if you were a child who didn't like eating their vegetables you probably heard this at one point in time, "finish your dinner; there are starving children in africa." i can't really remember having heard my parents pull that one on me, not because i always ate all my dinner, but because they weren't really the type of parents to guilt us kids into getting things done - at least not that overtly. it could also be that on some occassion my brother or i was smart enough to respond with the ultimate retort to that statement: "so why don't we send them the rest of my dinner?"
i've been complaining way too much which was not what my intention was in restarting this blog. part of me wants to feel guilty. how could i possibly complain about a hurricane cutting my vacation short when people have died from it or lost their homes? i should be more positive; i should consider all the good things that have happened; i should focus on all my blessings afterall there are starving children in africa.
sometimes perspective helps. take for instance waiting in line at the walmart. there was one customer between the customer at the register and me when there was a price check. when that transaction was finally completed the cashier apologized profusely for the wait (which had only taken about 2 minutes). the woman ahead of me assured the cashier that all was well and i agreed. there are far bigger issues to worry about than an extra 2 minute wait in a place where one expects to wait... afterall, there are starving children in africa.
and the sad part was how suprised and apreciative the cashier was that we had that perspective. according to him most people would have been in a screaming fit by the time they reached the register.
sometimes perspective doesn't help at all. yes, there are starving children in africa, but in the right now life is unbearable. for example, at about the same time hurricane katrina hit we were all displaced from our home because the silent prince had almost died from lead posioning. the 4 of us were living in a 2 bedroom apartment with the dog and 2 cats. it was a crappy apartment, we had no cable, internet, or cell service- therefore no entertainment- and we couldn't go back home until the house was completely abated. ok, not the superdome, but it was horrible and sent me into a deep and dreadful depression that lasted for years and left me on long-term disability. perspective - what perspective?
i'm reminded of a quote someone once shared with me: "People who think of others first will have great troubles, but they will seem to
them small.

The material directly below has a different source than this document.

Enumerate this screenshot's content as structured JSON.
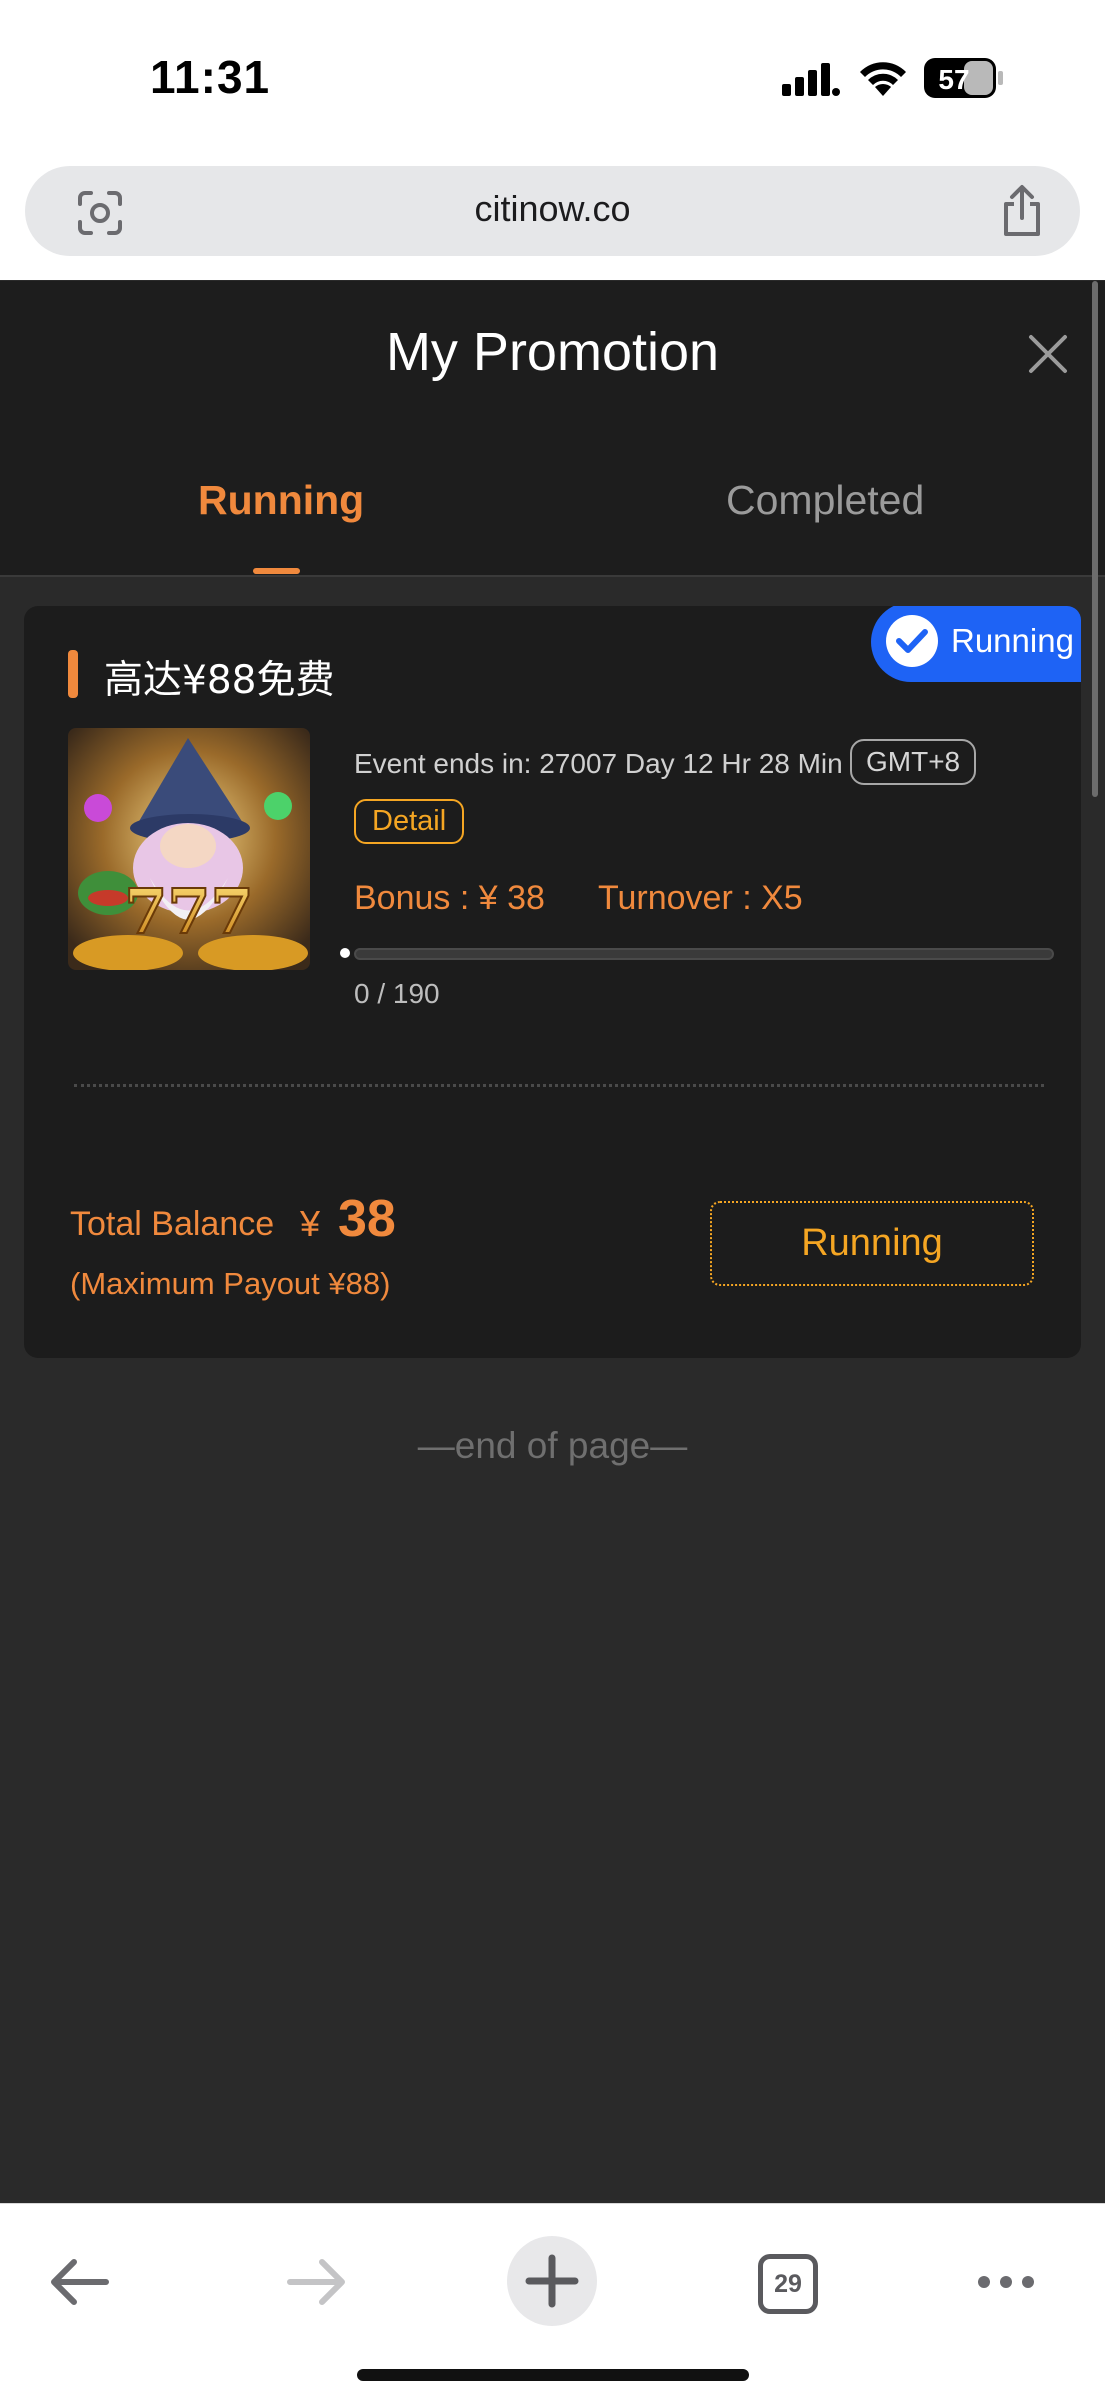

People who think of themselves first will have small troubles, but
they will seem to them great."
everyone loses perspective occasionally; people are, by nature, selfish creatures. what makes the difference, at least in my opinion, is to try to be the kind of person who thinks of others first and to give yourself a break on those occasions when you do lose perspective.
and sometimes perspective doesn't really matter. there are times when it's completely and totally ok to wallow in your own misery, to bitch and complain, weep and wail, and say to hell with those starving children in africa. the trick is not to live life in that place, but to live in a place where you remember that you don't hold the patent on pain. living in that place takes practice and intentional giving.

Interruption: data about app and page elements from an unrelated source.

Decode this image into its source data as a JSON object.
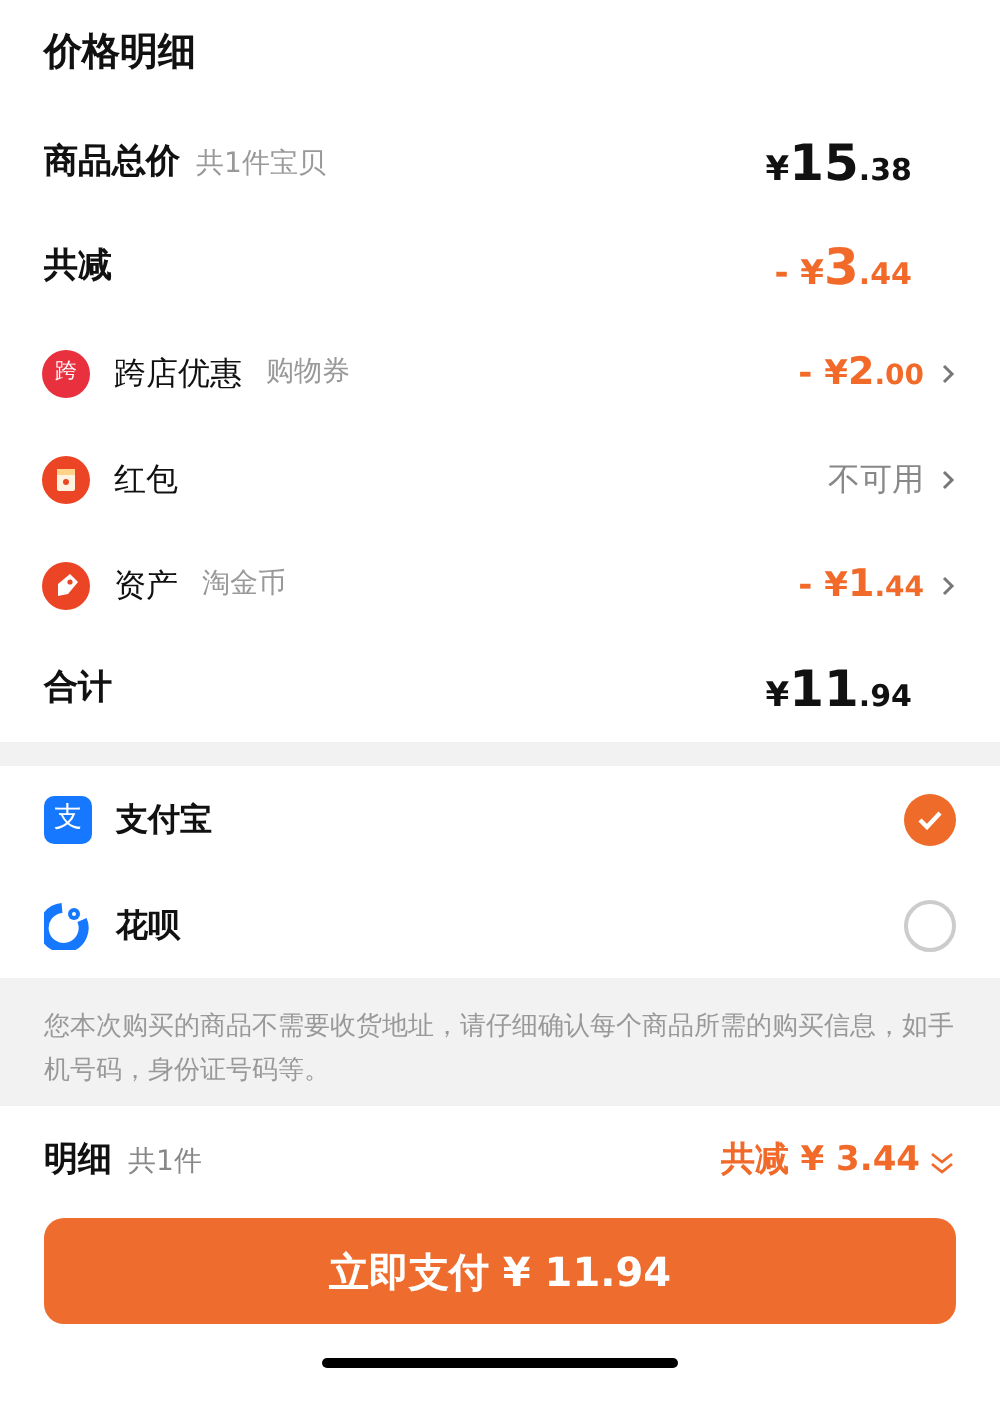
{
  "title": "价格明细",
  "subtotal": {
    "label": "商品总价",
    "note": "共1件宝贝",
    "amount": "¥15.38"
  },
  "reduction": {
    "label": "共减",
    "amount": "- ¥3.44"
  },
  "discounts": [
    {
      "kind": "store",
      "icon_text": "跨",
      "label": "跨店优惠",
      "note": "购物券",
      "amount": "- ¥2.00",
      "available": true
    },
    {
      "kind": "redpacket",
      "label": "红包",
      "amount": "不可用",
      "available": false
    },
    {
      "kind": "asset",
      "label": "资产",
      "note": "淘金币",
      "amount": "- ¥1.44",
      "available": true
    }
  ],
  "total": {
    "label": "合计",
    "amount": "¥11.94"
  },
  "payment_methods": [
    {
      "kind": "alipay",
      "icon_text": "支",
      "label": "支付宝",
      "selected": true
    },
    {
      "kind": "huabei",
      "label": "花呗",
      "selected": false
    }
  ],
  "notice": "您本次购买的商品不需要收货地址，请仔细确认每个商品所需的购买信息，如手机号码，身份证号码等。",
  "summary": {
    "label": "明细",
    "count": "共1件",
    "reduction": "共减 ¥ 3.44"
  },
  "pay_button": "立即支付 ¥ 11.94"
}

intentional giving is simple generosity: give to a cause on a regular basis; practice simple acts of kindness; be nice to cashiers and make it a habit.
i admit that i am a selfish being, but being a habitual giver is the thing that always puts my life back into perspective when i've been complaining too much, wallowing too much, weeping and wailing too much. it doesn't dismiss my pain or make it meaningless. it doesn't inflict guilt upon me because i focused on myself instead of others when i was hurting deeply. it allows me to hurt and then helps me to heal.
it gives me back a knowledge of my blessings and helps me believe that i am indeed blessed.
God's peace y'all and many many blessings!